(Entries from a dataset of interfaces)

▼

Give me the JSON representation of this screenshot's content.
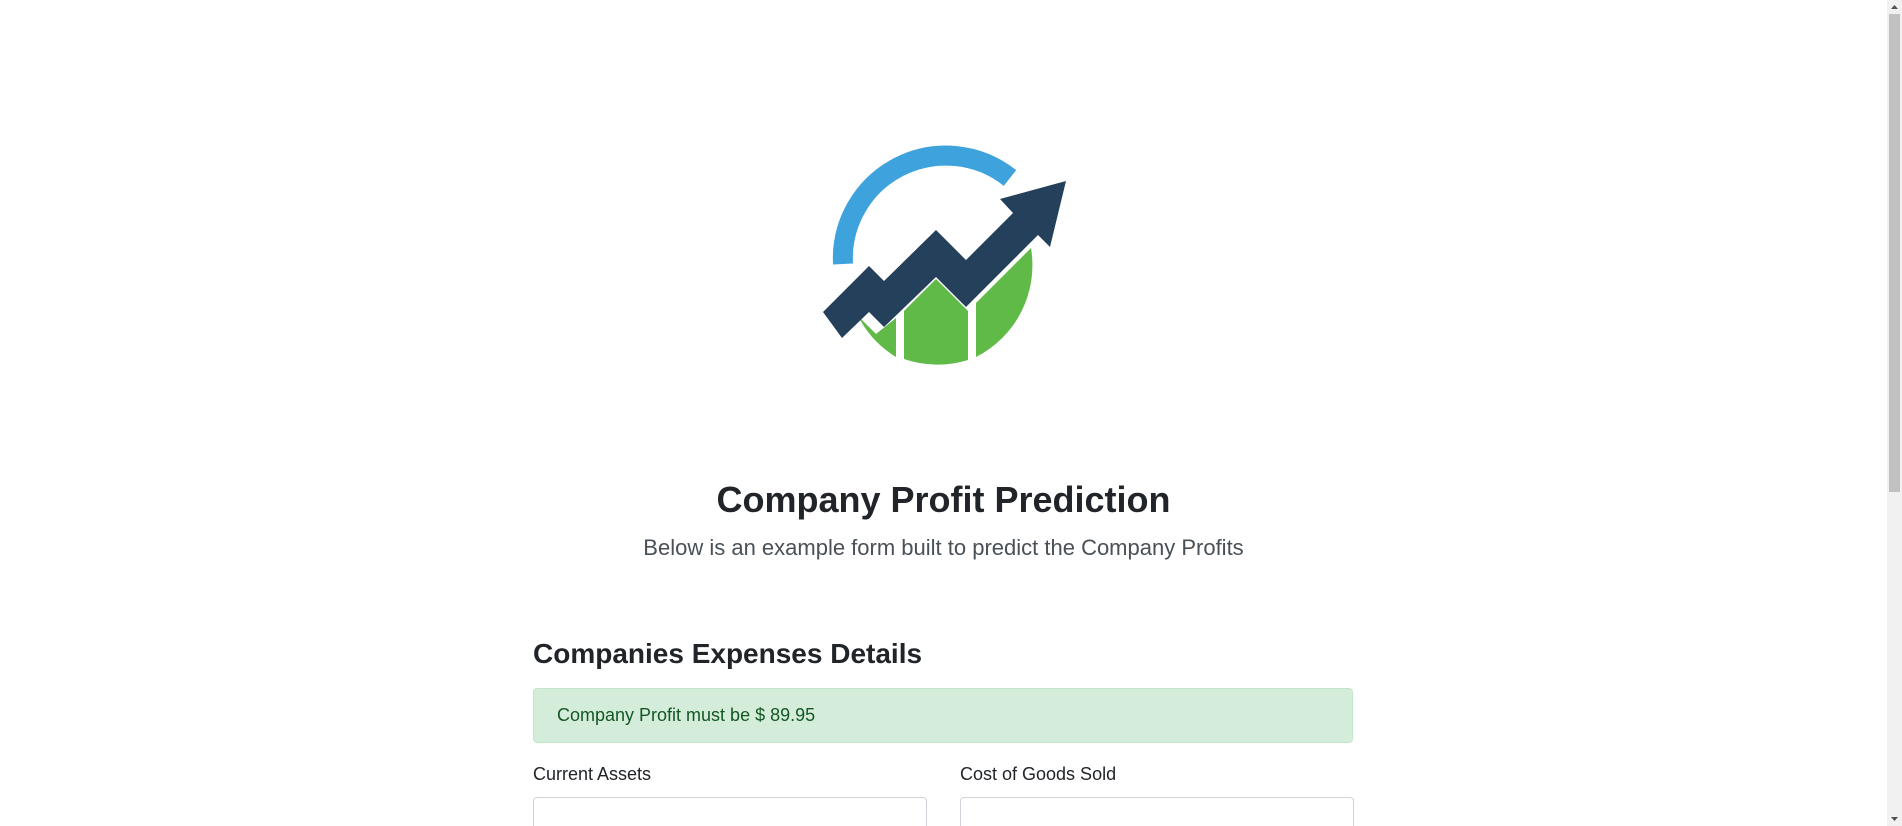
{
  "header": {
    "logo_icon": "growth-chart-logo-icon",
    "title": "Company Profit Prediction",
    "subtitle": "Below is an example form built to predict the Company Profits"
  },
  "form": {
    "section_title": "Companies Expenses Details",
    "alert": {
      "text": "Company Profit must be $ 89.95",
      "status": "success",
      "background": "#d4edda",
      "color": "#155724"
    },
    "fields": [
      {
        "label": "Current Assets",
        "value": "",
        "placeholder": ""
      },
      {
        "label": "Cost of Goods Sold",
        "value": "",
        "placeholder": ""
      }
    ]
  },
  "colors": {
    "logo_blue": "#3ea3dc",
    "logo_navy": "#24405a",
    "logo_green": "#5fba47"
  }
}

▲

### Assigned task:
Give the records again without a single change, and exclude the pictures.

### Answer space:
Give me the JSON representation of this screenshot's content.
{
  "header": {
    "logo_icon": "growth-chart-logo-icon",
    "title": "Company Profit Prediction",
    "subtitle": "Below is an example form built to predict the Company Profits"
  },
  "form": {
    "section_title": "Companies Expenses Details",
    "alert": {
      "text": "Company Profit must be $ 89.95",
      "status": "success",
      "background": "#d4edda",
      "color": "#155724"
    },
    "fields": [
      {
        "label": "Current Assets",
        "value": "",
        "placeholder": ""
      },
      {
        "label": "Cost of Goods Sold",
        "value": "",
        "placeholder": ""
      }
    ]
  },
  "colors": {
    "logo_blue": "#3ea3dc",
    "logo_navy": "#24405a",
    "logo_green": "#5fba47"
  }
}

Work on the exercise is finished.